Oxidative reactions to form ethyl methacrylate via a phase specific iron phosphate catalyst .

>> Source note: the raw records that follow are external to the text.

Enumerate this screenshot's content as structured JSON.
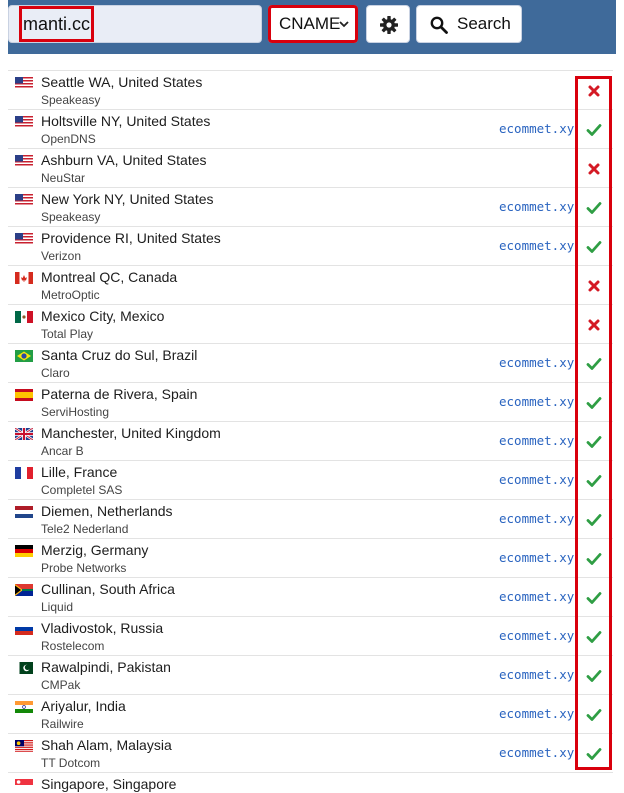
{
  "search": {
    "query": "manti.cc",
    "record_type": "CNAME",
    "button_label": "Search"
  },
  "colors": {
    "header": "#3f6a9a",
    "highlight": "#d9000d",
    "ok": "#2f9e44",
    "fail": "#d41a25",
    "record_text": "#2a64c0"
  },
  "results": [
    {
      "location": "Seattle WA, United States",
      "provider": "Speakeasy",
      "record": "",
      "status": "fail",
      "flag": "us"
    },
    {
      "location": "Holtsville NY, United States",
      "provider": "OpenDNS",
      "record": "ecommet.xyz",
      "status": "ok",
      "flag": "us"
    },
    {
      "location": "Ashburn VA, United States",
      "provider": "NeuStar",
      "record": "",
      "status": "fail",
      "flag": "us"
    },
    {
      "location": "New York NY, United States",
      "provider": "Speakeasy",
      "record": "ecommet.xyz",
      "status": "ok",
      "flag": "us"
    },
    {
      "location": "Providence RI, United States",
      "provider": "Verizon",
      "record": "ecommet.xyz",
      "status": "ok",
      "flag": "us"
    },
    {
      "location": "Montreal QC, Canada",
      "provider": "MetroOptic",
      "record": "",
      "status": "fail",
      "flag": "ca"
    },
    {
      "location": "Mexico City, Mexico",
      "provider": "Total Play",
      "record": "",
      "status": "fail",
      "flag": "mx"
    },
    {
      "location": "Santa Cruz do Sul, Brazil",
      "provider": "Claro",
      "record": "ecommet.xyz",
      "status": "ok",
      "flag": "br"
    },
    {
      "location": "Paterna de Rivera, Spain",
      "provider": "ServiHosting",
      "record": "ecommet.xyz",
      "status": "ok",
      "flag": "es"
    },
    {
      "location": "Manchester, United Kingdom",
      "provider": "Ancar B",
      "record": "ecommet.xyz",
      "status": "ok",
      "flag": "gb"
    },
    {
      "location": "Lille, France",
      "provider": "Completel SAS",
      "record": "ecommet.xyz",
      "status": "ok",
      "flag": "fr"
    },
    {
      "location": "Diemen, Netherlands",
      "provider": "Tele2 Nederland",
      "record": "ecommet.xyz",
      "status": "ok",
      "flag": "nl"
    },
    {
      "location": "Merzig, Germany",
      "provider": "Probe Networks",
      "record": "ecommet.xyz",
      "status": "ok",
      "flag": "de"
    },
    {
      "location": "Cullinan, South Africa",
      "provider": "Liquid",
      "record": "ecommet.xyz",
      "status": "ok",
      "flag": "za"
    },
    {
      "location": "Vladivostok, Russia",
      "provider": "Rostelecom",
      "record": "ecommet.xyz",
      "status": "ok",
      "flag": "ru"
    },
    {
      "location": "Rawalpindi, Pakistan",
      "provider": "CMPak",
      "record": "ecommet.xyz",
      "status": "ok",
      "flag": "pk"
    },
    {
      "location": "Ariyalur, India",
      "provider": "Railwire",
      "record": "ecommet.xyz",
      "status": "ok",
      "flag": "in"
    },
    {
      "location": "Shah Alam, Malaysia",
      "provider": "TT Dotcom",
      "record": "ecommet.xyz",
      "status": "ok",
      "flag": "my"
    },
    {
      "location": "Singapore, Singapore",
      "provider": "",
      "record": "",
      "status": "",
      "flag": "sg"
    }
  ]
}
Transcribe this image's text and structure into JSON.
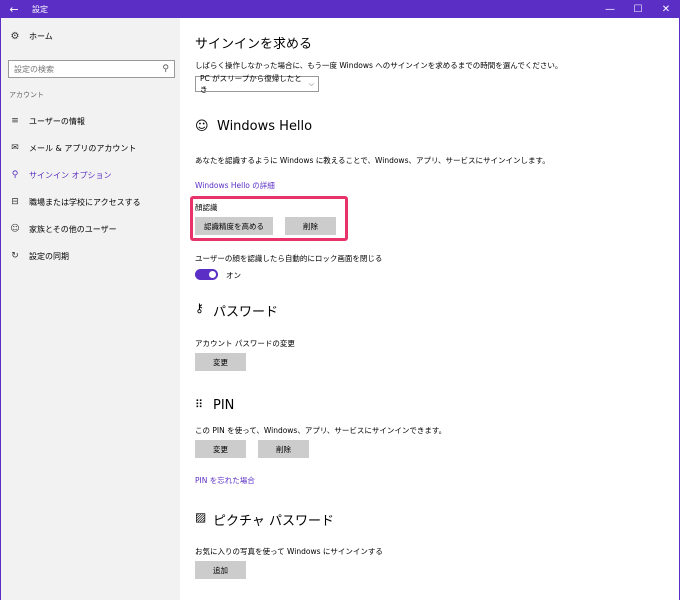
{
  "window": {
    "title": "設定",
    "back_glyph": "←",
    "min_glyph": "—",
    "max_glyph": "☐",
    "close_glyph": "✕"
  },
  "sidebar": {
    "home_label": "ホーム",
    "search_placeholder": "設定の検索",
    "section_label": "アカウント",
    "items": [
      {
        "label": "ユーザーの情報",
        "icon": "user-info-icon",
        "glyph": "≡"
      },
      {
        "label": "メール & アプリのアカウント",
        "icon": "mail-icon",
        "glyph": "✉"
      },
      {
        "label": "サインイン オプション",
        "icon": "key-icon",
        "glyph": "⚲"
      },
      {
        "label": "職場または学校にアクセスする",
        "icon": "briefcase-icon",
        "glyph": "⊟"
      },
      {
        "label": "家族とその他のユーザー",
        "icon": "people-icon",
        "glyph": "☺"
      },
      {
        "label": "設定の同期",
        "icon": "sync-icon",
        "glyph": "↻"
      }
    ],
    "active_index": 2
  },
  "main": {
    "signin_required": {
      "title": "サインインを求める",
      "description": "しばらく操作しなかった場合に、もう一度 Windows へのサインインを求めるまでの時間を選んでください。",
      "dropdown_value": "PC がスリープから復帰したとき"
    },
    "hello": {
      "title": "Windows Hello",
      "description": "あなたを認識するように Windows に教えることで、Windows、アプリ、サービスにサインインします。",
      "details_link": "Windows Hello の詳細",
      "face_label": "顔認識",
      "improve_button": "認識精度を高める",
      "remove_button": "削除",
      "auto_unlock_label": "ユーザーの顔を認識したら自動的にロック画面を閉じる",
      "toggle_state": "オン"
    },
    "password": {
      "title": "パスワード",
      "change_label": "アカウント パスワードの変更",
      "change_button": "変更"
    },
    "pin": {
      "title": "PIN",
      "description": "この PIN を使って、Windows、アプリ、サービスにサインインできます。",
      "change_button": "変更",
      "remove_button": "削除",
      "forgot_link": "PIN を忘れた場合"
    },
    "picture_password": {
      "title": "ピクチャ パスワード",
      "description": "お気に入りの写真を使って Windows にサインインする",
      "add_button": "追加"
    }
  },
  "colors": {
    "accent": "#5b2fc5",
    "highlight": "#e8336a",
    "button": "#cccccc",
    "sidebar_bg": "#f2f2f2"
  }
}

The importance of alkyl methacrylates has been firmly established within the chemical industry. For example, free radical polymers, which contain the methacrylate backbone are more rigid than acrylate polymers. Several methods have been reported for the production of alkyl methacrylates. The aim of this project is focused on isolating a phase specific iron phosphate catalyst and thereafter testing its efficacy in oxidative reactions to form ethyl methacrylate in a one step process in the gas phase using a fixed bed continuous flow reactor. The catalyst was characterized by using Inductively Coupled Plasma-Optical Emission Spectroscopy (ICP-OES), Brunauer-Emmett-Teller (BET) surface area measurements, Attenuated Total Reflection-Infrared (ATR-IR) Spectroscopy, Scanning Electron Microscopy (SEM), Temperature Programmed Reduction (TPR), Temperature Programmed Oxidation (TPO), Energy Dispersive X-ray (EDX) determination, Temperature Programmed Desorption (TPD), Room Temperature X-ray Diffraction (XRD), In situ X-ray Diffraction (In situ XRD), Thermogravimetric/Differential Thermal Analysis (TGA/DTA), Transmission Electron Microscopy (TEM), Mössbauer Spectroscopy and Raman Spectroscopy. A further venture included employing certain of the above techniques to characterize the cesium promoted iron phosphate catalyst as well as the spent catalysts. The catalytic activity of the iron phosphate based catalyst synthesized was investigated for the oxidative dehydrogenation (ODH) of ethyl isobutyrate (EIB) to ethyl methacrylate (EMA). Reaction conditions which were considered included variation in the contact time, co-feeding water at varying contact times, co-feeding ethanol at varying ratios, as well as co-feeding both ethanol and water and catalyst lifetime and regeneration studies. The cesium promoted iron phosphate catalyst was tested at optimal reaction conditions. The findings of the investigation showed that the tridymite-like FePO4 phase was the most suitable precursor to allow for the formation of the active α-phase during catalytic testing. It was found that the catalyst performed optimally at a contact time of 0.8 seconds and the beneficial effect of co-feeding water and ethanol primarily on conversion and selectivity towards EMA respectively, was demonstrated. Optimal results were obtained at a EIB:EtOH ratio of 1:5 with a conversion of 57 % and a yield of 34 mol %. The lifetime and regeneration studies showed that water had a significant effect on the regeneration of the catalyst after a specific time on stream and a shorter time on stream (i.e. 25 hours) prior to regeneration, minimized rapid deactivation of the catalyst. The characterization results obtained for the spent catalysts showed that under the reaction conditions considered with respect to co-feeds, the active α-phase and the Fe2P2O7 phase dominated. The cesium promoted iron phosphate catalyst was synthesized to favour stabilization of the tridymite-like structure. The results showed that a mixture of phases was observed for the synthesized promoted catalysts and there was an increase in EIB conversion as well as EMA selectivity with a decrease in cesium loading. However, the promoted catalyst with the lowest cesium loading (Cs/Fe = 0.10), showed a lower selectivity towards EMA relative to the unpromoted iron phosphate catalyst.